[[ Records provided open ]]
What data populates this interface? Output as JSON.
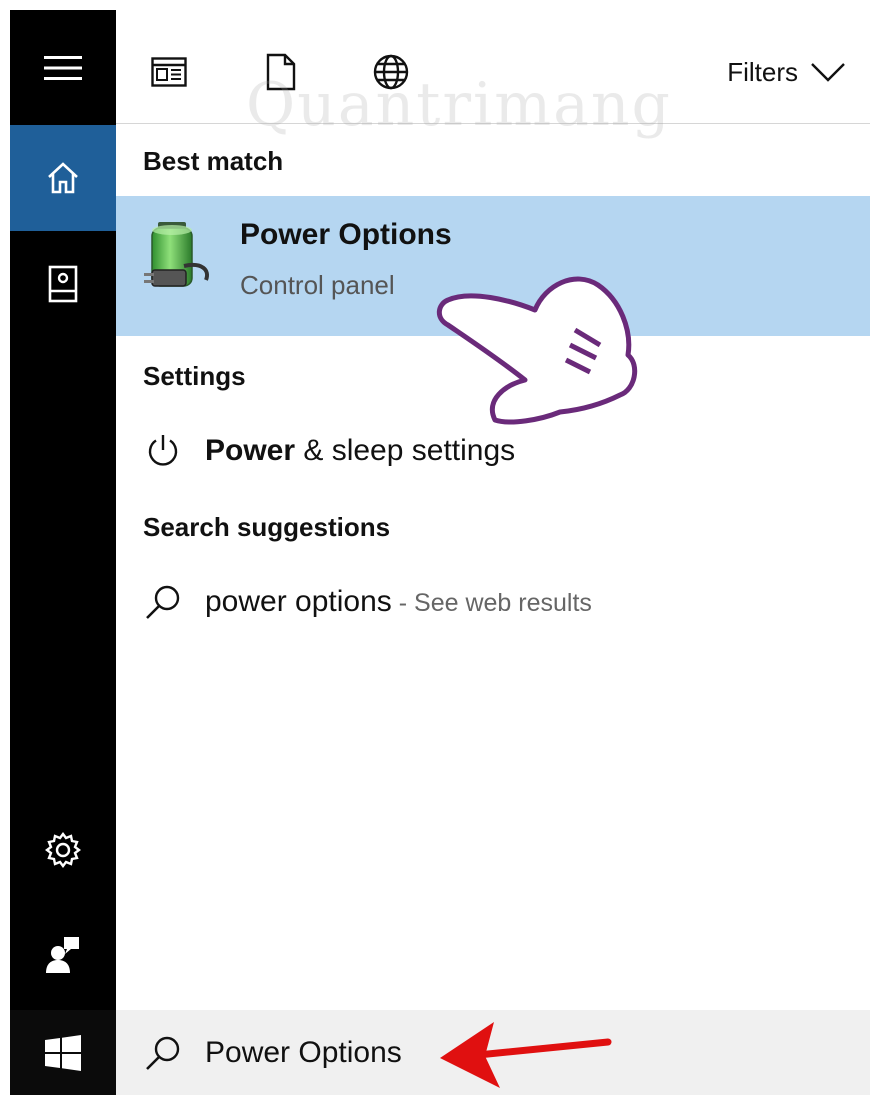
{
  "topbar": {
    "icons": [
      "apps-icon",
      "document-icon",
      "globe-icon"
    ],
    "filters_label": "Filters"
  },
  "watermark": "Quantrimang",
  "best_match": {
    "heading": "Best match",
    "title": "Power Options",
    "subtitle": "Control panel",
    "highlight_color": "#b5d6f1"
  },
  "settings": {
    "heading": "Settings",
    "item_bold": "Power",
    "item_rest": " & sleep settings"
  },
  "suggestions": {
    "heading": "Search suggestions",
    "query": "power options",
    "separator": " - ",
    "hint": "See web results"
  },
  "search": {
    "value": "Power Options"
  },
  "colors": {
    "rail": "#000000",
    "rail_active": "#1f5f99",
    "annotation_arrow": "#e01010",
    "annotation_hand": "#6a2a7a"
  }
}
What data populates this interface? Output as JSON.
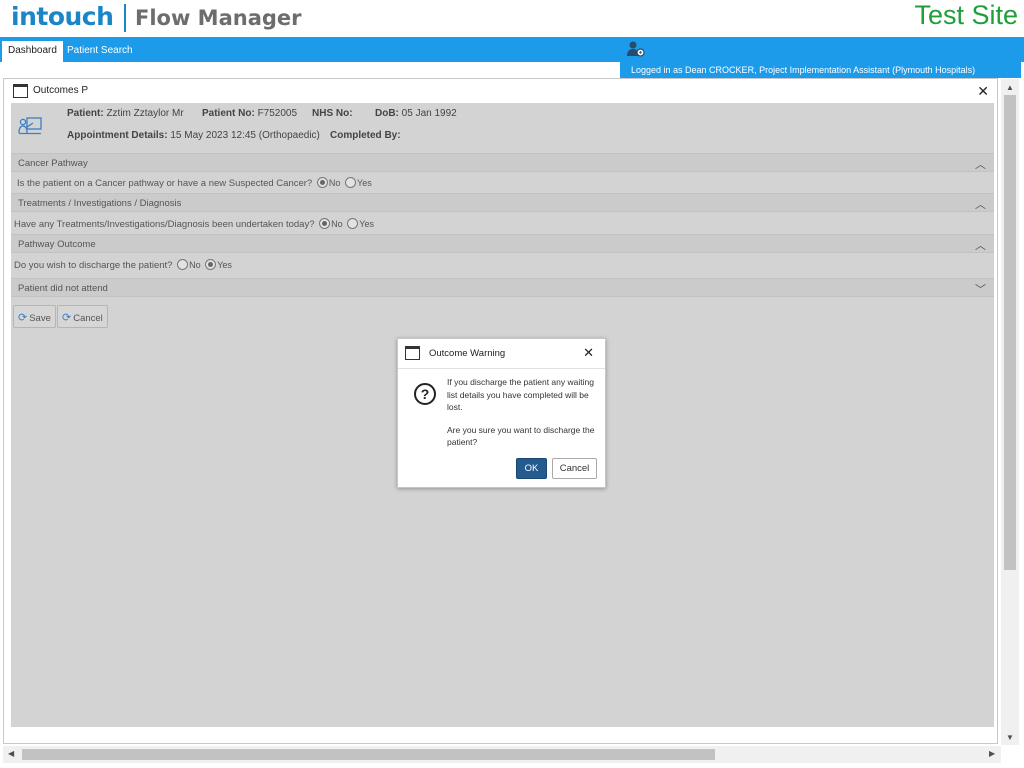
{
  "header": {
    "logo_intouch": "intouch",
    "logo_product": "Flow Manager",
    "site_label": "Test Site"
  },
  "nav": {
    "tabs": [
      {
        "label": "Dashboard",
        "active": true
      },
      {
        "label": "Patient Search",
        "active": false
      }
    ],
    "logged_in": "Logged in as Dean CROCKER, Project Implementation Assistant (Plymouth Hospitals)"
  },
  "window": {
    "title": "Outcomes P",
    "patient": {
      "patient_label": "Patient:",
      "patient_value": "Zztim Zztaylor Mr",
      "patient_no_label": "Patient No:",
      "patient_no_value": "F752005",
      "nhs_label": "NHS No:",
      "nhs_value": "",
      "dob_label": "DoB:",
      "dob_value": "05 Jan 1992",
      "appt_label": "Appointment Details:",
      "appt_value": "15 May 2023 12:45 (Orthopaedic)",
      "completed_label": "Completed By:",
      "completed_value": ""
    },
    "sections": {
      "cancer": {
        "title": "Cancer Pathway",
        "question": "Is the patient on a Cancer pathway or have a new Suspected Cancer?",
        "no": "No",
        "yes": "Yes",
        "selected": "No"
      },
      "treatments": {
        "title": "Treatments / Investigations / Diagnosis",
        "question": "Have any Treatments/Investigations/Diagnosis been undertaken today?",
        "no": "No",
        "yes": "Yes",
        "selected": "No"
      },
      "pathway": {
        "title": "Pathway Outcome",
        "question": "Do you wish to discharge the patient?",
        "no": "No",
        "yes": "Yes",
        "selected": "Yes"
      },
      "dna": {
        "title": "Patient did not attend"
      }
    },
    "buttons": {
      "save": "Save",
      "cancel": "Cancel"
    }
  },
  "dialog": {
    "title": "Outcome Warning",
    "message_1": "If you discharge the patient any waiting list details you have completed will be lost.",
    "message_2": "Are you sure you want to discharge the patient?",
    "ok": "OK",
    "cancel": "Cancel"
  },
  "colors": {
    "brand_blue": "#1a86c8",
    "nav_blue": "#1c9bea",
    "test_site_green": "#1f9e3a",
    "ok_button": "#245a8d"
  }
}
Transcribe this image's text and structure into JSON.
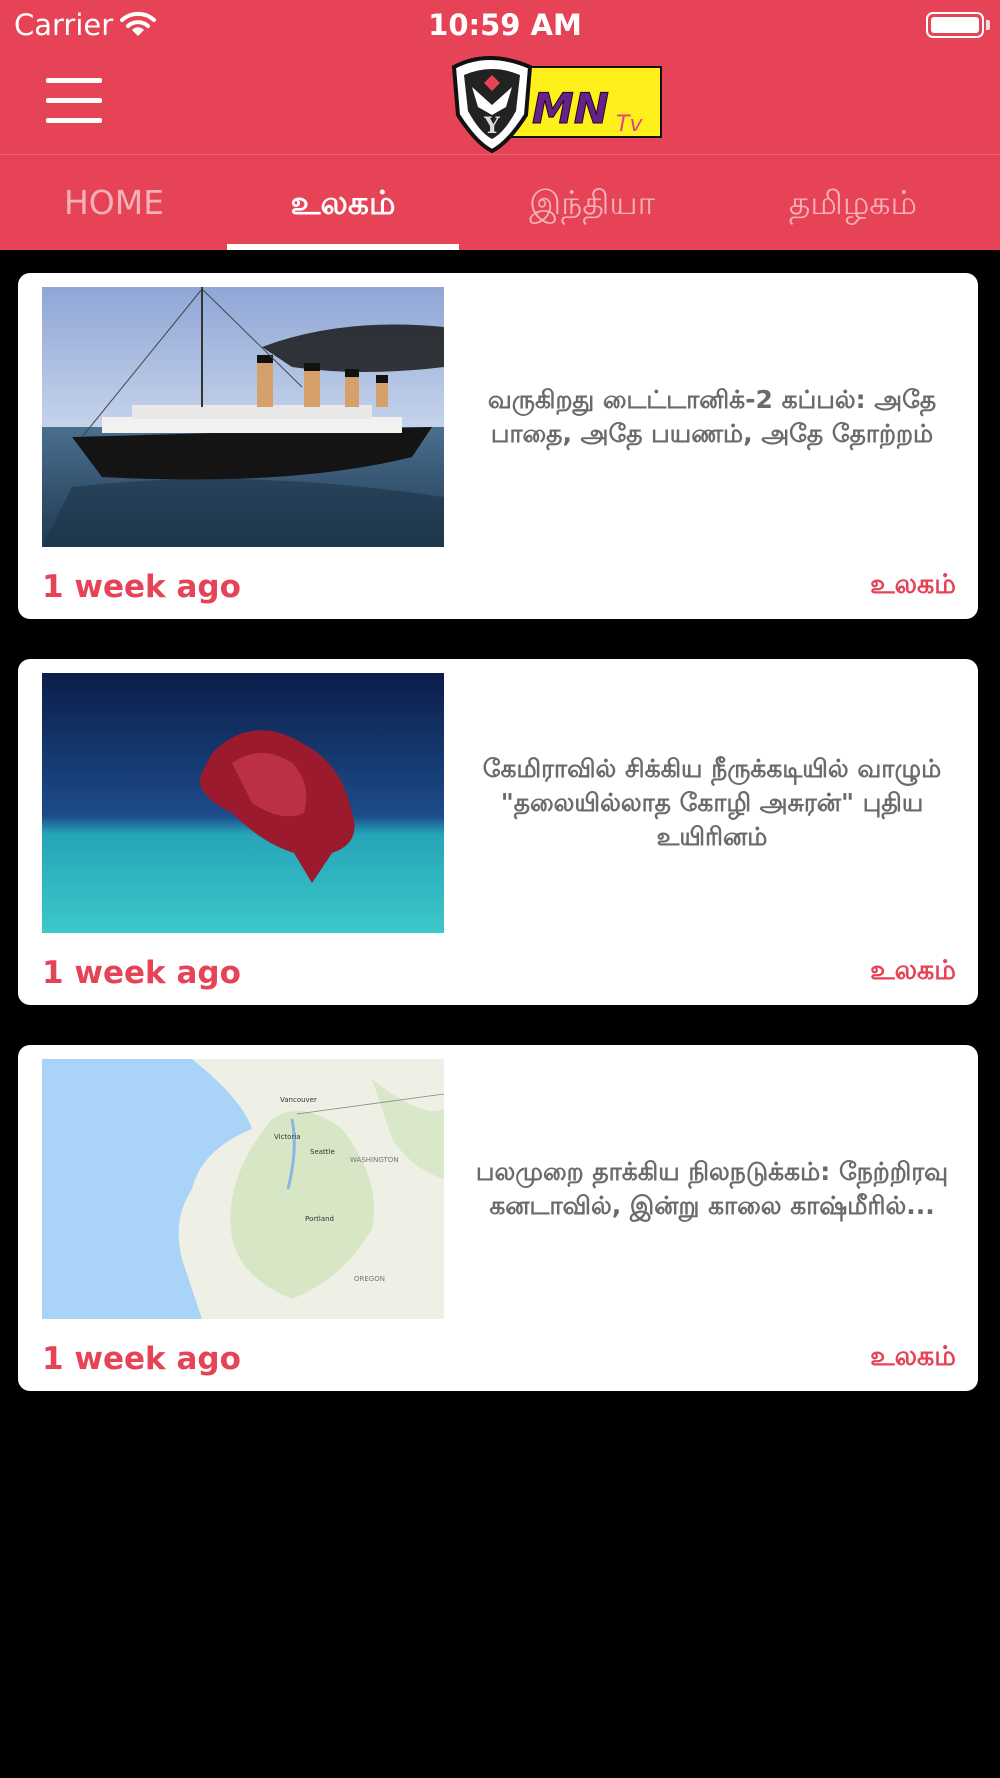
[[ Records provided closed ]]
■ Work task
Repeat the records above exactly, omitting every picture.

■ Solution to the exercise
What data populates this interface? Output as JSON.
{
  "topbar": {
    "icons": [
      "apps-icon",
      "document-icon",
      "globe-icon"
    ],
    "filters_label": "Filters"
  },
  "watermark": "Quantrimang",
  "best_match": {
    "heading": "Best match",
    "title": "Power Options",
    "subtitle": "Control panel",
    "highlight_color": "#b5d6f1"
  },
  "settings": {
    "heading": "Settings",
    "item_bold": "Power",
    "item_rest": " & sleep settings"
  },
  "suggestions": {
    "heading": "Search suggestions",
    "query": "power options",
    "separator": " - ",
    "hint": "See web results"
  },
  "search": {
    "value": "Power Options"
  },
  "colors": {
    "rail": "#000000",
    "rail_active": "#1f5f99",
    "annotation_arrow": "#e01010",
    "annotation_hand": "#6a2a7a"
  }
}
What data populates this interface? Output as JSON.
{
  "header": {
    "logo_intouch": "intouch",
    "logo_product": "Flow Manager",
    "site_label": "Test Site"
  },
  "nav": {
    "tabs": [
      {
        "label": "Dashboard",
        "active": true
      },
      {
        "label": "Patient Search",
        "active": false
      }
    ],
    "logged_in": "Logged in as Dean CROCKER, Project Implementation Assistant (Plymouth Hospitals)"
  },
  "window": {
    "title": "Outcomes P",
    "patient": {
      "patient_label": "Patient:",
      "patient_value": "Zztim Zztaylor Mr",
      "patient_no_label": "Patient No:",
      "patient_no_value": "F752005",
      "nhs_label": "NHS No:",
      "nhs_value": "",
      "dob_label": "DoB:",
      "dob_value": "05 Jan 1992",
      "appt_label": "Appointment Details:",
      "appt_value": "15 May 2023 12:45 (Orthopaedic)",
      "completed_label": "Completed By:",
      "completed_value": ""
    },
    "sections": {
      "cancer": {
        "title": "Cancer Pathway",
        "question": "Is the patient on a Cancer pathway or have a new Suspected Cancer?",
        "no": "No",
        "yes": "Yes",
        "selected": "No"
      },
      "treatments": {
        "title": "Treatments / Investigations / Diagnosis",
        "question": "Have any Treatments/Investigations/Diagnosis been undertaken today?",
        "no": "No",
        "yes": "Yes",
        "selected": "No"
      },
      "pathway": {
        "title": "Pathway Outcome",
        "question": "Do you wish to discharge the patient?",
        "no": "No",
        "yes": "Yes",
        "selected": "Yes"
      },
      "dna": {
        "title": "Patient did not attend"
      }
    },
    "buttons": {
      "save": "Save",
      "cancel": "Cancel"
    }
  },
  "dialog": {
    "title": "Outcome Warning",
    "message_1": "If you discharge the patient any waiting list details you have completed will be lost.",
    "message_2": "Are you sure you want to discharge the patient?",
    "ok": "OK",
    "cancel": "Cancel"
  },
  "colors": {
    "brand_blue": "#1a86c8",
    "nav_blue": "#1c9bea",
    "test_site_green": "#1f9e3a",
    "ok_button": "#245a8d"
  }
}
Transcribe this image's text and structure into JSON.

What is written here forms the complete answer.